■ Exercise goal
One exact copy of the listing is needed. It should contain no pictures.

■ Source material
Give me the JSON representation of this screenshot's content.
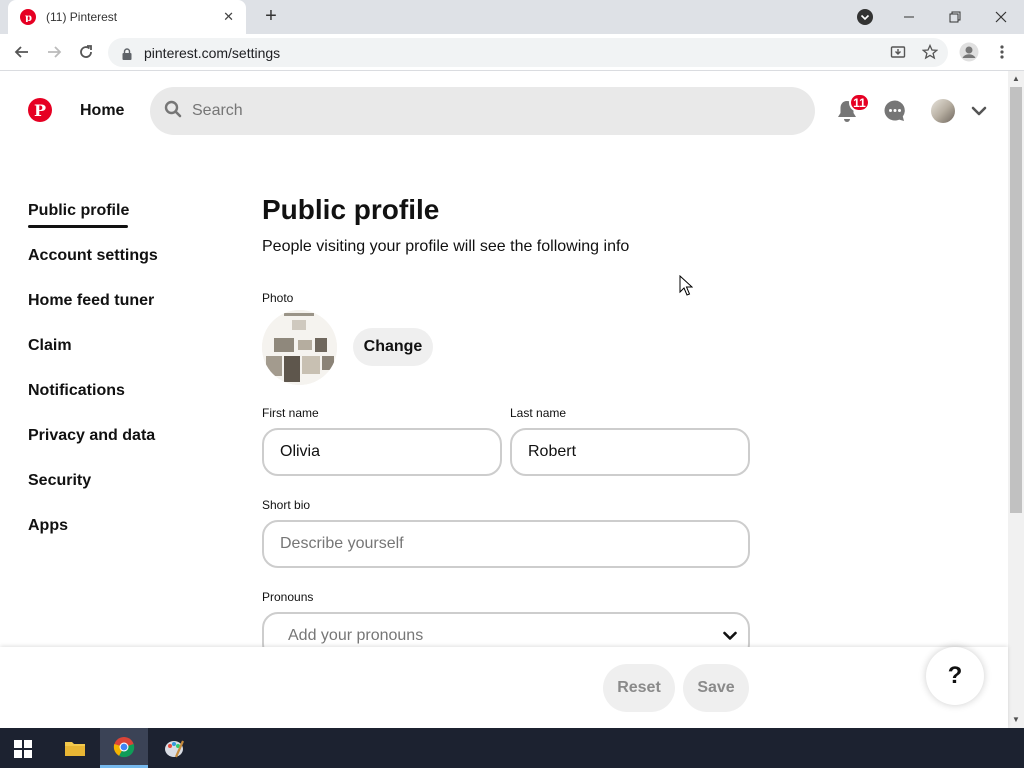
{
  "browser": {
    "tab_title": "(11) Pinterest",
    "url": "pinterest.com/settings"
  },
  "header": {
    "home_label": "Home",
    "search_placeholder": "Search",
    "notification_count": "11"
  },
  "sidebar": {
    "items": [
      {
        "label": "Public profile"
      },
      {
        "label": "Account settings"
      },
      {
        "label": "Home feed tuner"
      },
      {
        "label": "Claim"
      },
      {
        "label": "Notifications"
      },
      {
        "label": "Privacy and data"
      },
      {
        "label": "Security"
      },
      {
        "label": "Apps"
      }
    ]
  },
  "main": {
    "title": "Public profile",
    "subtitle": "People visiting your profile will see the following info",
    "photo_label": "Photo",
    "change_label": "Change",
    "first_name_label": "First name",
    "first_name_value": "Olivia",
    "last_name_label": "Last name",
    "last_name_value": "Robert",
    "bio_label": "Short bio",
    "bio_placeholder": "Describe yourself",
    "pronouns_label": "Pronouns",
    "pronouns_placeholder": "Add your pronouns"
  },
  "footer": {
    "reset_label": "Reset",
    "save_label": "Save",
    "help_label": "?"
  },
  "colors": {
    "brand": "#e60023",
    "active_text": "#111111"
  }
}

■ Response box
Give me the JSON representation of this screenshot's content.
{
  "browser": {
    "tab_title": "(11) Pinterest",
    "url": "pinterest.com/settings"
  },
  "header": {
    "home_label": "Home",
    "search_placeholder": "Search",
    "notification_count": "11"
  },
  "sidebar": {
    "items": [
      {
        "label": "Public profile"
      },
      {
        "label": "Account settings"
      },
      {
        "label": "Home feed tuner"
      },
      {
        "label": "Claim"
      },
      {
        "label": "Notifications"
      },
      {
        "label": "Privacy and data"
      },
      {
        "label": "Security"
      },
      {
        "label": "Apps"
      }
    ]
  },
  "main": {
    "title": "Public profile",
    "subtitle": "People visiting your profile will see the following info",
    "photo_label": "Photo",
    "change_label": "Change",
    "first_name_label": "First name",
    "first_name_value": "Olivia",
    "last_name_label": "Last name",
    "last_name_value": "Robert",
    "bio_label": "Short bio",
    "bio_placeholder": "Describe yourself",
    "pronouns_label": "Pronouns",
    "pronouns_placeholder": "Add your pronouns"
  },
  "footer": {
    "reset_label": "Reset",
    "save_label": "Save",
    "help_label": "?"
  },
  "colors": {
    "brand": "#e60023",
    "active_text": "#111111"
  }
}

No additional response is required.